**WORK TASK**: Before returning the data, strip out the pictures and keep everything else exactly the same.

*** Opening RECORD EXCERPTS ***

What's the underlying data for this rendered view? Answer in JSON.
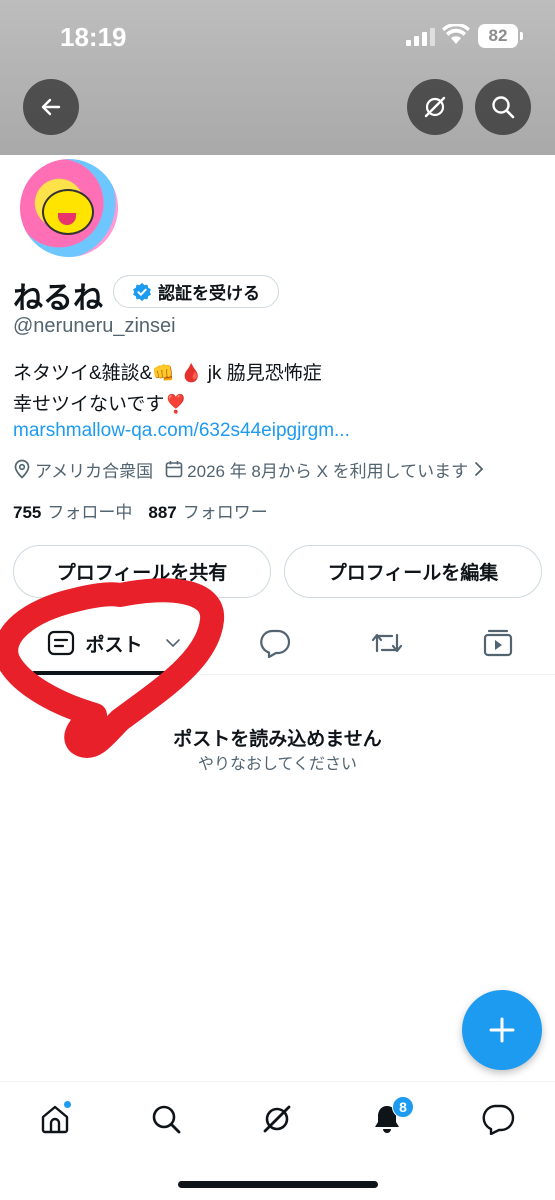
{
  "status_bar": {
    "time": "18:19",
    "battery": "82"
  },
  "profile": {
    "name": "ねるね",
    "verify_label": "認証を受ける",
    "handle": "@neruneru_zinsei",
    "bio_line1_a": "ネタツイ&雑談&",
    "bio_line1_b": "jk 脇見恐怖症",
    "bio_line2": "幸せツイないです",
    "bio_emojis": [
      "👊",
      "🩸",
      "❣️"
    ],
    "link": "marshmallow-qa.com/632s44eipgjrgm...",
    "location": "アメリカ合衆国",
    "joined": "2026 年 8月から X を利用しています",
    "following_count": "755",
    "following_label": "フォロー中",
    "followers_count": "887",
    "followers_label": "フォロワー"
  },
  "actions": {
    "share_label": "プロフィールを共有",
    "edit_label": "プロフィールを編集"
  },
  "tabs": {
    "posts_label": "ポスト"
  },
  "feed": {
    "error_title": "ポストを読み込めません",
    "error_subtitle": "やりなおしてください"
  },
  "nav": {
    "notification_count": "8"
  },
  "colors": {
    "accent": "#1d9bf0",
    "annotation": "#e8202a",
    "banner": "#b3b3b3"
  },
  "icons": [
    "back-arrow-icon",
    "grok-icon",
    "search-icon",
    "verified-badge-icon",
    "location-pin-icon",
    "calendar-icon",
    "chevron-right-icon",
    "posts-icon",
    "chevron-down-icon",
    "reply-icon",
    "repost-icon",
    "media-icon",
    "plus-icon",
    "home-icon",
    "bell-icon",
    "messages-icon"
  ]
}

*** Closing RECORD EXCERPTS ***

**EXERCISE SOLUTION**:
What's the underlying data for this rendered view? Answer in JSON.
{
  "status_bar": {
    "time": "18:19",
    "battery": "82"
  },
  "profile": {
    "name": "ねるね",
    "verify_label": "認証を受ける",
    "handle": "@neruneru_zinsei",
    "bio_line1_a": "ネタツイ&雑談&",
    "bio_line1_b": "jk 脇見恐怖症",
    "bio_line2": "幸せツイないです",
    "bio_emojis": [
      "👊",
      "🩸",
      "❣️"
    ],
    "link": "marshmallow-qa.com/632s44eipgjrgm...",
    "location": "アメリカ合衆国",
    "joined": "2026 年 8月から X を利用しています",
    "following_count": "755",
    "following_label": "フォロー中",
    "followers_count": "887",
    "followers_label": "フォロワー"
  },
  "actions": {
    "share_label": "プロフィールを共有",
    "edit_label": "プロフィールを編集"
  },
  "tabs": {
    "posts_label": "ポスト"
  },
  "feed": {
    "error_title": "ポストを読み込めません",
    "error_subtitle": "やりなおしてください"
  },
  "nav": {
    "notification_count": "8"
  },
  "colors": {
    "accent": "#1d9bf0",
    "annotation": "#e8202a",
    "banner": "#b3b3b3"
  },
  "icons": [
    "back-arrow-icon",
    "grok-icon",
    "search-icon",
    "verified-badge-icon",
    "location-pin-icon",
    "calendar-icon",
    "chevron-right-icon",
    "posts-icon",
    "chevron-down-icon",
    "reply-icon",
    "repost-icon",
    "media-icon",
    "plus-icon",
    "home-icon",
    "bell-icon",
    "messages-icon"
  ]
}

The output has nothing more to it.